LISTED ENTRIES: Begin

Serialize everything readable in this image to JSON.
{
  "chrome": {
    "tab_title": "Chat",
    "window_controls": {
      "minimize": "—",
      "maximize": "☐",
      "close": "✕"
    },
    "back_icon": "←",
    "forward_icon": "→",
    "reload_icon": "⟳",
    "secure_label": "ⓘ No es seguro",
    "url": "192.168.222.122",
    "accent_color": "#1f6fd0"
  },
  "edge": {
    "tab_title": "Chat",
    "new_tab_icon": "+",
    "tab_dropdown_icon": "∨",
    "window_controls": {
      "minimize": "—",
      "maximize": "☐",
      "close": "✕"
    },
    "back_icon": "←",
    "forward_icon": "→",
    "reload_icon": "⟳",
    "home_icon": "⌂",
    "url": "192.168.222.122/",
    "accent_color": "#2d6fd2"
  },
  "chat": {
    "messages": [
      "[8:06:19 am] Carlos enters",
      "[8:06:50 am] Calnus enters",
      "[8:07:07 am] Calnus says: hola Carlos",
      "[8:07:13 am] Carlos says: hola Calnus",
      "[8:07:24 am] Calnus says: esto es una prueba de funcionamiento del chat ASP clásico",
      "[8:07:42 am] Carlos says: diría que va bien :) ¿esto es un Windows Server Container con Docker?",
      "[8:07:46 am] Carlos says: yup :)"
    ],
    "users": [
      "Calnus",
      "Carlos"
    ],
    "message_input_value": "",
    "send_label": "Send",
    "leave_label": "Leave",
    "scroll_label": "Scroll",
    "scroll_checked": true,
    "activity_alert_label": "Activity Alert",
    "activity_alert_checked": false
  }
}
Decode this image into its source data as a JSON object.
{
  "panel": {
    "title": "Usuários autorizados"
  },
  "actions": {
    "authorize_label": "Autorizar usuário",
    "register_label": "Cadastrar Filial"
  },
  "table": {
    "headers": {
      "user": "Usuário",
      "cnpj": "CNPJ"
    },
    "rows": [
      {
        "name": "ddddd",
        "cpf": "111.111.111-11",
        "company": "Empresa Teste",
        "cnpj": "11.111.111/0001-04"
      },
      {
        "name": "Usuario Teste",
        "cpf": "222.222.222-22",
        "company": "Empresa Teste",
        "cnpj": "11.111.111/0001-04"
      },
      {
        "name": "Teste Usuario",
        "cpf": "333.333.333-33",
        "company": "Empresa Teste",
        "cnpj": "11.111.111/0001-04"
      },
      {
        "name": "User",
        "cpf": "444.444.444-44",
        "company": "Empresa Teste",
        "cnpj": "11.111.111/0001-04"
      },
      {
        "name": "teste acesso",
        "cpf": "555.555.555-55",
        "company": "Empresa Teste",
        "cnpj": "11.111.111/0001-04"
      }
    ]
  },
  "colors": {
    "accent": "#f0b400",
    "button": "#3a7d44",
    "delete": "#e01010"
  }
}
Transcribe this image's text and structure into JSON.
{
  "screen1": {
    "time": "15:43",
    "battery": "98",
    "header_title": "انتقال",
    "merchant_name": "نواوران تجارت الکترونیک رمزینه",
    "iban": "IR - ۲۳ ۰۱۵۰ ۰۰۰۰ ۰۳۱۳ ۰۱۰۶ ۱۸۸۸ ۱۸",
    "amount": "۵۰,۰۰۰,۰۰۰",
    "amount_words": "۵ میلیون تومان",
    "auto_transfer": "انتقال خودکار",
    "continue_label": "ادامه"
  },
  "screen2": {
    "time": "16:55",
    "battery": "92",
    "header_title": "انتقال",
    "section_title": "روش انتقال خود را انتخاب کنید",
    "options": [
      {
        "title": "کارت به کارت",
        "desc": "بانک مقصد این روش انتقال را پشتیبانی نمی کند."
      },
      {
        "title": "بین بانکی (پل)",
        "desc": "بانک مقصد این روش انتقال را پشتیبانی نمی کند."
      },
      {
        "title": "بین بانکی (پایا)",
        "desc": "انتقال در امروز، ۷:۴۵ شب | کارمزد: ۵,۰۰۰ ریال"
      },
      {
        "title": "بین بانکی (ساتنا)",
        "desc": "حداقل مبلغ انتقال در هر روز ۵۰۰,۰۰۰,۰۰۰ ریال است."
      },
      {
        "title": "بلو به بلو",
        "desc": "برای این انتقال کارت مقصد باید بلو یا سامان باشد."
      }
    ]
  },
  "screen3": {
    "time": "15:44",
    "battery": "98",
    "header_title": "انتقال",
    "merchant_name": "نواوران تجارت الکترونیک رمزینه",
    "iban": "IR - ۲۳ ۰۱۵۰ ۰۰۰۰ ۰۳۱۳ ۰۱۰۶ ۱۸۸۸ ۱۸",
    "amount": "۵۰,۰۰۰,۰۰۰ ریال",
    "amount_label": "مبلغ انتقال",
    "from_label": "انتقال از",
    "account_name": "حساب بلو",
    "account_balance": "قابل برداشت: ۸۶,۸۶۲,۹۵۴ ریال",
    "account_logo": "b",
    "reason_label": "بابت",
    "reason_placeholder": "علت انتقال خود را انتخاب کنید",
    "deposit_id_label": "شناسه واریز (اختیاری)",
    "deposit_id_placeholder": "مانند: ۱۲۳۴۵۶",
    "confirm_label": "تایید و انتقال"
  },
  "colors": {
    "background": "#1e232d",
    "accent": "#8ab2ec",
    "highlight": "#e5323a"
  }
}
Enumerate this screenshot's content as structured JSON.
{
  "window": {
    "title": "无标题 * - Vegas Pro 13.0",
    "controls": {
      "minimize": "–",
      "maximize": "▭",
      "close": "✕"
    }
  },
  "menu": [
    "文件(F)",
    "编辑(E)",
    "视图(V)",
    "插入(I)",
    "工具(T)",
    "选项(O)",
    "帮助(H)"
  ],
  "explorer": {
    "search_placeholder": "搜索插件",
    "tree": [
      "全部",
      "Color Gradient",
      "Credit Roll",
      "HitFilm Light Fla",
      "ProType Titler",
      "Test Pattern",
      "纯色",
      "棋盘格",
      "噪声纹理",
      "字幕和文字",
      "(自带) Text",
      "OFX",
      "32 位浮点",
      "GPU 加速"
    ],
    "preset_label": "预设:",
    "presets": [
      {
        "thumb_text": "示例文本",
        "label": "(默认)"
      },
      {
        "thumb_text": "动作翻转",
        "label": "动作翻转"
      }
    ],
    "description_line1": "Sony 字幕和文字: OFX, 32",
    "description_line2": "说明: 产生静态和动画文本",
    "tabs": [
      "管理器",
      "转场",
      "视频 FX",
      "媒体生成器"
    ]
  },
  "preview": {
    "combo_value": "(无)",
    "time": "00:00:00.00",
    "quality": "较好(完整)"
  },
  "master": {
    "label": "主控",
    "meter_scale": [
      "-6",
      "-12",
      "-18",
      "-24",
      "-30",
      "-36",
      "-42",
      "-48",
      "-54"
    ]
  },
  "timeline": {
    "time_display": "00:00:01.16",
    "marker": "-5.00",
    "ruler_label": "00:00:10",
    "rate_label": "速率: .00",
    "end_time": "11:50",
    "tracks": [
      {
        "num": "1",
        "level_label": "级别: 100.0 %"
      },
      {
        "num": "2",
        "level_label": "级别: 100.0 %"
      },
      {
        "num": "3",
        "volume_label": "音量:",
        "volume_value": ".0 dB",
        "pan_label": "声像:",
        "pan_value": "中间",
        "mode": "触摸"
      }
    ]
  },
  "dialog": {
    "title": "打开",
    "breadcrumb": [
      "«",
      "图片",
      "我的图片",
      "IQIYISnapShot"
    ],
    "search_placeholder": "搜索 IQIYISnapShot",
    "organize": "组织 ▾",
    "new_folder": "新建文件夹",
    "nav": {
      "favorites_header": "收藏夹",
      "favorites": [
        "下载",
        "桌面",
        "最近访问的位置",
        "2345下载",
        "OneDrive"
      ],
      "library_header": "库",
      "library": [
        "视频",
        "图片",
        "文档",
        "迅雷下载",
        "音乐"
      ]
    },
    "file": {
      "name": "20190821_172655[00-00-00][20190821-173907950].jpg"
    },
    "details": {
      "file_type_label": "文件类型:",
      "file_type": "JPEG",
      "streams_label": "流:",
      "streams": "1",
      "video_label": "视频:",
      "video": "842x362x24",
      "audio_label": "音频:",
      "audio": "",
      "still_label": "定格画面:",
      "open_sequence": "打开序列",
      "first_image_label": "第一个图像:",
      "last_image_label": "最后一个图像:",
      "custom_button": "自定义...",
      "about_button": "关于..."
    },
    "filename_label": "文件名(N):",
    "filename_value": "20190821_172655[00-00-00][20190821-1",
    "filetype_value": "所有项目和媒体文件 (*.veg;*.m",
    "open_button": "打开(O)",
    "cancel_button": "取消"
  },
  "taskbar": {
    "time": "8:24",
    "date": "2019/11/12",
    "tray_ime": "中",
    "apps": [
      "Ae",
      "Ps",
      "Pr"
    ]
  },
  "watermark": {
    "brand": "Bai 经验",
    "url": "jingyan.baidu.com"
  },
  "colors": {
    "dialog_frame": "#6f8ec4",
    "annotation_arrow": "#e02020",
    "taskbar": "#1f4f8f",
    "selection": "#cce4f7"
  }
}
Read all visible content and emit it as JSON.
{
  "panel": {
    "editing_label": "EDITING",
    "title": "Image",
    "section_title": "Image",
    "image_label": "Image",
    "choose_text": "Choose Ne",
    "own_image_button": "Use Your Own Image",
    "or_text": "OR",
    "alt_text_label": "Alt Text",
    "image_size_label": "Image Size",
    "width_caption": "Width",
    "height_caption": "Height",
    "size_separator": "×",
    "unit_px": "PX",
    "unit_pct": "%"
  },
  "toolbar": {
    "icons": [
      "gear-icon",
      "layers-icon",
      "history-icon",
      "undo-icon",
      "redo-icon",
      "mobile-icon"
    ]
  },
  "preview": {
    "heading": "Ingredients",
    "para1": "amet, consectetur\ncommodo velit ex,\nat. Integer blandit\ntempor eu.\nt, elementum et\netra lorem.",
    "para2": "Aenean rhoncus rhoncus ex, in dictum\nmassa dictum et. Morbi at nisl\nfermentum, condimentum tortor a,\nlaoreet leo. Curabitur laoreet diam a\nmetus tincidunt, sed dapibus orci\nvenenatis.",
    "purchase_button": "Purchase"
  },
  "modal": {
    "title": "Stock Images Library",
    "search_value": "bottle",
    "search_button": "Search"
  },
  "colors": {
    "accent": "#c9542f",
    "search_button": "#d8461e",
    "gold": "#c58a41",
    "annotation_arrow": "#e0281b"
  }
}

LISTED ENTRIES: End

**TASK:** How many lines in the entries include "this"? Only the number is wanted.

**TASK OUTPUT:** 4